… imposed an immediate custodial sentence on the appellant not for the purpose of appropriate punishment but for the principle purpose of putting pressure on his father, who was one of the other respondents, to comply with the course of orders which had been made against him. … That is not a legally recognised basis of a just sentence.

As between Fennelly and Hardiman JJ, there are important differences both of procedure and of substance. The procedural differences relate to how they regarded the facts as found by Dunne J and the procedures which she followed. The substantive differences relate to their conniptions of the contempt jurisdiction. In the event, the emerging wider view of civil contempt was affirmed by Fennelly J, and that is perhaps the most important issue to take from the judgments.

It is certainly an important one for Seán Quinn Snr. Recall that Dunne J gave him three months to comply with her orders. Just as his son’s three month determinate sentence was coming to an end, he was again before her ladyship to show cause why he should not be committed for contempt. He failed, and was jailed for nine weeks (Irish Times here and here | theJournal.ie here). As his son had done before him, he has begun to serve his sentence pending an appeal. Meanwhile, the bank is now seeking further orders agains this children. The Supreme Court’s decision in his son’s appeal, the first in their new gowns, is unlikely to be the last word on the Quinns’ contempt of court. As Paul MacMahon put it in his blogpost on that decision:

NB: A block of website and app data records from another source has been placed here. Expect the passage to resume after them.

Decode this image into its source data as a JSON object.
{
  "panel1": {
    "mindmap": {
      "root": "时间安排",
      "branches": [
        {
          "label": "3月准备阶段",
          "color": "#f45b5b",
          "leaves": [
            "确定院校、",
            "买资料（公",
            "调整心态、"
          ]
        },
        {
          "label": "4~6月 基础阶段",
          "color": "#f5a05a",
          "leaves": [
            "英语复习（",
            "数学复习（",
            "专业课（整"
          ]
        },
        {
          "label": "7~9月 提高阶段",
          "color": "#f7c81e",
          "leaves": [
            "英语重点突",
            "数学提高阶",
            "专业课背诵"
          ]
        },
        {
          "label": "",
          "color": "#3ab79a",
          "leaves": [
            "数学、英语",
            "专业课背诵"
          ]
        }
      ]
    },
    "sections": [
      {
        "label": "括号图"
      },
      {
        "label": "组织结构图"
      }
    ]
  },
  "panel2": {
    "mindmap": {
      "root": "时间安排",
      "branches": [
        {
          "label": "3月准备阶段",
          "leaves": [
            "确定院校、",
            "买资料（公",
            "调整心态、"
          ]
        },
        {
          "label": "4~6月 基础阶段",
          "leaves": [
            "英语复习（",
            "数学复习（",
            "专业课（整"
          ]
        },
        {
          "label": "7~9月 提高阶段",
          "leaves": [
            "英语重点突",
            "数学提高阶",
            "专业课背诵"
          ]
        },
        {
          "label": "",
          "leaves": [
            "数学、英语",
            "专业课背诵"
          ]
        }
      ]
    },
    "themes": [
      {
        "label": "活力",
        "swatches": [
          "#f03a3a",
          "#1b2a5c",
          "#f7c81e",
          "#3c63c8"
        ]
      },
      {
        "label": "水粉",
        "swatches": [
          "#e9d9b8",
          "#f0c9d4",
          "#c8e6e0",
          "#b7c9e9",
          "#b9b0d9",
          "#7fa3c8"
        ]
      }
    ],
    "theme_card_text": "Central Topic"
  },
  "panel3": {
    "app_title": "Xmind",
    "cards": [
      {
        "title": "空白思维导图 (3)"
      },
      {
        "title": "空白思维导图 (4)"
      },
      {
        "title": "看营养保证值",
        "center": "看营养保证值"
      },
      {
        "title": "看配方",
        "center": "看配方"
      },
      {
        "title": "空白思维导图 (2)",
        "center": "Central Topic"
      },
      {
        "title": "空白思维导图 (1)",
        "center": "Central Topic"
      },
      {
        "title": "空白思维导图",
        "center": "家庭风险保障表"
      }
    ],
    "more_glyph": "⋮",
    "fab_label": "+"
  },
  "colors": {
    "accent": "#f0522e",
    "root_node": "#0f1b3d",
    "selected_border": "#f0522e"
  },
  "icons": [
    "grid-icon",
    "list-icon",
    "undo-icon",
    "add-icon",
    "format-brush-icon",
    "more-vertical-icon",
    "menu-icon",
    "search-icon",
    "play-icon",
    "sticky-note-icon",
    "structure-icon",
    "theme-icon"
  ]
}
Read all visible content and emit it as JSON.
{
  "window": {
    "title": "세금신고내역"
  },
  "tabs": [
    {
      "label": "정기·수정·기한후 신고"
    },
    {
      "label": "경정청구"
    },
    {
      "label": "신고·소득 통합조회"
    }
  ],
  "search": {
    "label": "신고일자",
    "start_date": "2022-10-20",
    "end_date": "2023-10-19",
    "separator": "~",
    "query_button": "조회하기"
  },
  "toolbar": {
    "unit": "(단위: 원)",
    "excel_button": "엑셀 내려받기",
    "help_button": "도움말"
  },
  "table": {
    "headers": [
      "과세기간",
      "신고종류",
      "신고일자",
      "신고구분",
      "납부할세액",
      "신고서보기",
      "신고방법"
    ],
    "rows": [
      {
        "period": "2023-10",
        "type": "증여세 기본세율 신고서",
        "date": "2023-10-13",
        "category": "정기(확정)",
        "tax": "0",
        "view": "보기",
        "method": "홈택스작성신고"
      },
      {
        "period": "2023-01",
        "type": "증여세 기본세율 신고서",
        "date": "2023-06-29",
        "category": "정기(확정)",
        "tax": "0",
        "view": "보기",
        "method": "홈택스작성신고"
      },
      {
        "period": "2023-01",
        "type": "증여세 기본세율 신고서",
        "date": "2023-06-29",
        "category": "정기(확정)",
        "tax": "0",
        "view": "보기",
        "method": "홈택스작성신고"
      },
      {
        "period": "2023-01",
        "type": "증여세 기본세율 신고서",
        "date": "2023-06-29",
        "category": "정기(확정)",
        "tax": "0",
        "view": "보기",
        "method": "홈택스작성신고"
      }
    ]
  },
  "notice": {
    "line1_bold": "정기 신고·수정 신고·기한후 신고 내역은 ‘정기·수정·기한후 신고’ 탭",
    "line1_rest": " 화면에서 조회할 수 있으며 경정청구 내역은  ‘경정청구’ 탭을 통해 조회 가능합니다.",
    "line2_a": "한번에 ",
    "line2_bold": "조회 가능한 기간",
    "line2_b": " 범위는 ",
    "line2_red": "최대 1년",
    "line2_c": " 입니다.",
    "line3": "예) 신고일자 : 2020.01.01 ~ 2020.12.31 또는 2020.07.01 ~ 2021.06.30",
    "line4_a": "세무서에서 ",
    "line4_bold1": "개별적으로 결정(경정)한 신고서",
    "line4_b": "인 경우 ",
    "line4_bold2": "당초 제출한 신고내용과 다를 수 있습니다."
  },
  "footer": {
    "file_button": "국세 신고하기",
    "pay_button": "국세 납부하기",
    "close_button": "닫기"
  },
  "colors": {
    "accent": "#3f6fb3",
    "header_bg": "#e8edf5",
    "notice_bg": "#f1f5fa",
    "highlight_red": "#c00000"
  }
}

As Judge Hardiman says, the “litigation has been fought on both sides with extraordinary bitterness.” The Supreme Court’s ruling leaves many issues open, and we may expect more of the same as the case continues.